■ WHAT IS BEING ASKED ■
Word for word, set down the listing that appears after this line.

▽

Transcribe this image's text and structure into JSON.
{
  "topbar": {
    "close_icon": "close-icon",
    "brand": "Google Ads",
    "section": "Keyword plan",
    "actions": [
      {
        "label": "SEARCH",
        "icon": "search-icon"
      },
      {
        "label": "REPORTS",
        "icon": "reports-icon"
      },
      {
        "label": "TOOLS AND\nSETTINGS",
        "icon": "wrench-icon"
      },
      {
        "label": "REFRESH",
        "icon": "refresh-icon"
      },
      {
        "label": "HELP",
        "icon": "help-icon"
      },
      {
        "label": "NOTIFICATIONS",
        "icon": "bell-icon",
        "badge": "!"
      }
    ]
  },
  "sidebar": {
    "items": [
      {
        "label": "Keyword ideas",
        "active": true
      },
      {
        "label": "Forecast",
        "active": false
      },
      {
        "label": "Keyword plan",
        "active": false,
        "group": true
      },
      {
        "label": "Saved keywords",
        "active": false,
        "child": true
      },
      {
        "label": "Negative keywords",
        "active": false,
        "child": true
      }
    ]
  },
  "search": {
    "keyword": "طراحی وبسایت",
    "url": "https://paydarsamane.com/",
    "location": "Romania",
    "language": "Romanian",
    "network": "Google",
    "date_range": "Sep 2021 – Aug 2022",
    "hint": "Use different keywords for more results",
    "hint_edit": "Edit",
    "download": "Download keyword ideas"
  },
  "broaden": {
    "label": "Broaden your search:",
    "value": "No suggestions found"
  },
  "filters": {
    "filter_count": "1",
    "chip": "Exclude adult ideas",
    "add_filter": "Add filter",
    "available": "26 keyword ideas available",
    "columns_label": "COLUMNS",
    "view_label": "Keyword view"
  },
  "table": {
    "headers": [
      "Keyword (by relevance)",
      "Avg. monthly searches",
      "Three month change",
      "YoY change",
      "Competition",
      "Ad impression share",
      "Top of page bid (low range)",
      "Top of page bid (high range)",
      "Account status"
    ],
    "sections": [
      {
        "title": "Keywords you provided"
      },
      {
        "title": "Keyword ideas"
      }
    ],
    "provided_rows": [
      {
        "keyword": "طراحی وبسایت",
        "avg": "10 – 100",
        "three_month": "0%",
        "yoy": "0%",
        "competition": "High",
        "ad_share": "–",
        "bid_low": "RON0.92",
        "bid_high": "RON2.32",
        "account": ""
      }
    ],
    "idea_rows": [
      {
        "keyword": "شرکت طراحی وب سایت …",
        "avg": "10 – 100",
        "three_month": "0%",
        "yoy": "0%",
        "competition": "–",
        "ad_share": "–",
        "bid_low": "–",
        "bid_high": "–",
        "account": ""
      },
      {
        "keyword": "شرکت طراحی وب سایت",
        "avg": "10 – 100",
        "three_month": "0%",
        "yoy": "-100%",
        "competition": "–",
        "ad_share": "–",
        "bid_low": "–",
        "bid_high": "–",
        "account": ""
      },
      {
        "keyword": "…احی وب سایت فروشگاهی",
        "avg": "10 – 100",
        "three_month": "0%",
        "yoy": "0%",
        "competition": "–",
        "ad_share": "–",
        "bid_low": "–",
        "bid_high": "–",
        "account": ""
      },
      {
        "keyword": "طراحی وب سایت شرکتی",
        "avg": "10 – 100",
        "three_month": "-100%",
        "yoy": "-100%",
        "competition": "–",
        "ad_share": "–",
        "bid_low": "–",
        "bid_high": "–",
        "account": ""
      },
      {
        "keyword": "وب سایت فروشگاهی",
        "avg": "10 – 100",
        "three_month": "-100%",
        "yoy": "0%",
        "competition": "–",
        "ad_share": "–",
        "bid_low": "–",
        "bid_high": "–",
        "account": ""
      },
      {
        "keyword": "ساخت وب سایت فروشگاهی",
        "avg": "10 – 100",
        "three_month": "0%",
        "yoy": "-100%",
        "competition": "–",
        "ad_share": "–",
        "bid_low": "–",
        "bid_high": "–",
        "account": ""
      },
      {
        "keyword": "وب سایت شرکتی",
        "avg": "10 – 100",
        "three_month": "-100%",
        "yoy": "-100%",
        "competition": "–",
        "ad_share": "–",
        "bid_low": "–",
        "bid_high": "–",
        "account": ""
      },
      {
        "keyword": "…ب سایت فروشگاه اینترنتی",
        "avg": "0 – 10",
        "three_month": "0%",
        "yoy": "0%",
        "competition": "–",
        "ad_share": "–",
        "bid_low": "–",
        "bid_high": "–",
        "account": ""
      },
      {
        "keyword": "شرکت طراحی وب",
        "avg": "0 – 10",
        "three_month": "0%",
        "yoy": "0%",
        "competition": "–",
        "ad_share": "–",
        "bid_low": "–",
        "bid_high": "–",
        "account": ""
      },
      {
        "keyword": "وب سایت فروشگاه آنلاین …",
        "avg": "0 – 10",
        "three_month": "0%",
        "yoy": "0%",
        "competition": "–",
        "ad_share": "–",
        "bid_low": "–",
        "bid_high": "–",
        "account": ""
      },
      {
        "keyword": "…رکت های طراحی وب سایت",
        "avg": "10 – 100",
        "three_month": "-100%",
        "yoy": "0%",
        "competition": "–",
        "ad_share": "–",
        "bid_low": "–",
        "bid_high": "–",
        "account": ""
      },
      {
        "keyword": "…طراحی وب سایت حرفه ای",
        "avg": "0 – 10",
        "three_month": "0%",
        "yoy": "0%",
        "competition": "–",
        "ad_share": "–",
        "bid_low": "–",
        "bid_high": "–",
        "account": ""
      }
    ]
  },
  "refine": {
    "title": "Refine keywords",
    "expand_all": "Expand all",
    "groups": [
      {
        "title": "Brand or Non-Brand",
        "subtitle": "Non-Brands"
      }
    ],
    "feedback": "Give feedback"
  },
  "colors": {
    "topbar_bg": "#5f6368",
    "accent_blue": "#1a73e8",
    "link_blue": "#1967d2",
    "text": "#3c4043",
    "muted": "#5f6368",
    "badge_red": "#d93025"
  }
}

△

■ ANSWER BELOW ■
Transcribe this image's text and structure into JSON.
{
  "topbar": {
    "close_icon": "close-icon",
    "brand": "Google Ads",
    "section": "Keyword plan",
    "actions": [
      {
        "label": "SEARCH",
        "icon": "search-icon"
      },
      {
        "label": "REPORTS",
        "icon": "reports-icon"
      },
      {
        "label": "TOOLS AND\nSETTINGS",
        "icon": "wrench-icon"
      },
      {
        "label": "REFRESH",
        "icon": "refresh-icon"
      },
      {
        "label": "HELP",
        "icon": "help-icon"
      },
      {
        "label": "NOTIFICATIONS",
        "icon": "bell-icon",
        "badge": "!"
      }
    ]
  },
  "sidebar": {
    "items": [
      {
        "label": "Keyword ideas",
        "active": true
      },
      {
        "label": "Forecast",
        "active": false
      },
      {
        "label": "Keyword plan",
        "active": false,
        "group": true
      },
      {
        "label": "Saved keywords",
        "active": false,
        "child": true
      },
      {
        "label": "Negative keywords",
        "active": false,
        "child": true
      }
    ]
  },
  "search": {
    "keyword": "طراحی وبسایت",
    "url": "https://paydarsamane.com/",
    "location": "Romania",
    "language": "Romanian",
    "network": "Google",
    "date_range": "Sep 2021 – Aug 2022",
    "hint": "Use different keywords for more results",
    "hint_edit": "Edit",
    "download": "Download keyword ideas"
  },
  "broaden": {
    "label": "Broaden your search:",
    "value": "No suggestions found"
  },
  "filters": {
    "filter_count": "1",
    "chip": "Exclude adult ideas",
    "add_filter": "Add filter",
    "available": "26 keyword ideas available",
    "columns_label": "COLUMNS",
    "view_label": "Keyword view"
  },
  "table": {
    "headers": [
      "Keyword (by relevance)",
      "Avg. monthly searches",
      "Three month change",
      "YoY change",
      "Competition",
      "Ad impression share",
      "Top of page bid (low range)",
      "Top of page bid (high range)",
      "Account status"
    ],
    "sections": [
      {
        "title": "Keywords you provided"
      },
      {
        "title": "Keyword ideas"
      }
    ],
    "provided_rows": [
      {
        "keyword": "طراحی وبسایت",
        "avg": "10 – 100",
        "three_month": "0%",
        "yoy": "0%",
        "competition": "High",
        "ad_share": "–",
        "bid_low": "RON0.92",
        "bid_high": "RON2.32",
        "account": ""
      }
    ],
    "idea_rows": [
      {
        "keyword": "شرکت طراحی وب سایت …",
        "avg": "10 – 100",
        "three_month": "0%",
        "yoy": "0%",
        "competition": "–",
        "ad_share": "–",
        "bid_low": "–",
        "bid_high": "–",
        "account": ""
      },
      {
        "keyword": "شرکت طراحی وب سایت",
        "avg": "10 – 100",
        "three_month": "0%",
        "yoy": "-100%",
        "competition": "–",
        "ad_share": "–",
        "bid_low": "–",
        "bid_high": "–",
        "account": ""
      },
      {
        "keyword": "…احی وب سایت فروشگاهی",
        "avg": "10 – 100",
        "three_month": "0%",
        "yoy": "0%",
        "competition": "–",
        "ad_share": "–",
        "bid_low": "–",
        "bid_high": "–",
        "account": ""
      },
      {
        "keyword": "طراحی وب سایت شرکتی",
        "avg": "10 – 100",
        "three_month": "-100%",
        "yoy": "-100%",
        "competition": "–",
        "ad_share": "–",
        "bid_low": "–",
        "bid_high": "–",
        "account": ""
      },
      {
        "keyword": "وب سایت فروشگاهی",
        "avg": "10 – 100",
        "three_month": "-100%",
        "yoy": "0%",
        "competition": "–",
        "ad_share": "–",
        "bid_low": "–",
        "bid_high": "–",
        "account": ""
      },
      {
        "keyword": "ساخت وب سایت فروشگاهی",
        "avg": "10 – 100",
        "three_month": "0%",
        "yoy": "-100%",
        "competition": "–",
        "ad_share": "–",
        "bid_low": "–",
        "bid_high": "–",
        "account": ""
      },
      {
        "keyword": "وب سایت شرکتی",
        "avg": "10 – 100",
        "three_month": "-100%",
        "yoy": "-100%",
        "competition": "–",
        "ad_share": "–",
        "bid_low": "–",
        "bid_high": "–",
        "account": ""
      },
      {
        "keyword": "…ب سایت فروشگاه اینترنتی",
        "avg": "0 – 10",
        "three_month": "0%",
        "yoy": "0%",
        "competition": "–",
        "ad_share": "–",
        "bid_low": "–",
        "bid_high": "–",
        "account": ""
      },
      {
        "keyword": "شرکت طراحی وب",
        "avg": "0 – 10",
        "three_month": "0%",
        "yoy": "0%",
        "competition": "–",
        "ad_share": "–",
        "bid_low": "–",
        "bid_high": "–",
        "account": ""
      },
      {
        "keyword": "وب سایت فروشگاه آنلاین …",
        "avg": "0 – 10",
        "three_month": "0%",
        "yoy": "0%",
        "competition": "–",
        "ad_share": "–",
        "bid_low": "–",
        "bid_high": "–",
        "account": ""
      },
      {
        "keyword": "…رکت های طراحی وب سایت",
        "avg": "10 – 100",
        "three_month": "-100%",
        "yoy": "0%",
        "competition": "–",
        "ad_share": "–",
        "bid_low": "–",
        "bid_high": "–",
        "account": ""
      },
      {
        "keyword": "…طراحی وب سایت حرفه ای",
        "avg": "0 – 10",
        "three_month": "0%",
        "yoy": "0%",
        "competition": "–",
        "ad_share": "–",
        "bid_low": "–",
        "bid_high": "–",
        "account": ""
      }
    ]
  },
  "refine": {
    "title": "Refine keywords",
    "expand_all": "Expand all",
    "groups": [
      {
        "title": "Brand or Non-Brand",
        "subtitle": "Non-Brands"
      }
    ],
    "feedback": "Give feedback"
  },
  "colors": {
    "topbar_bg": "#5f6368",
    "accent_blue": "#1a73e8",
    "link_blue": "#1967d2",
    "text": "#3c4043",
    "muted": "#5f6368",
    "badge_red": "#d93025"
  }
}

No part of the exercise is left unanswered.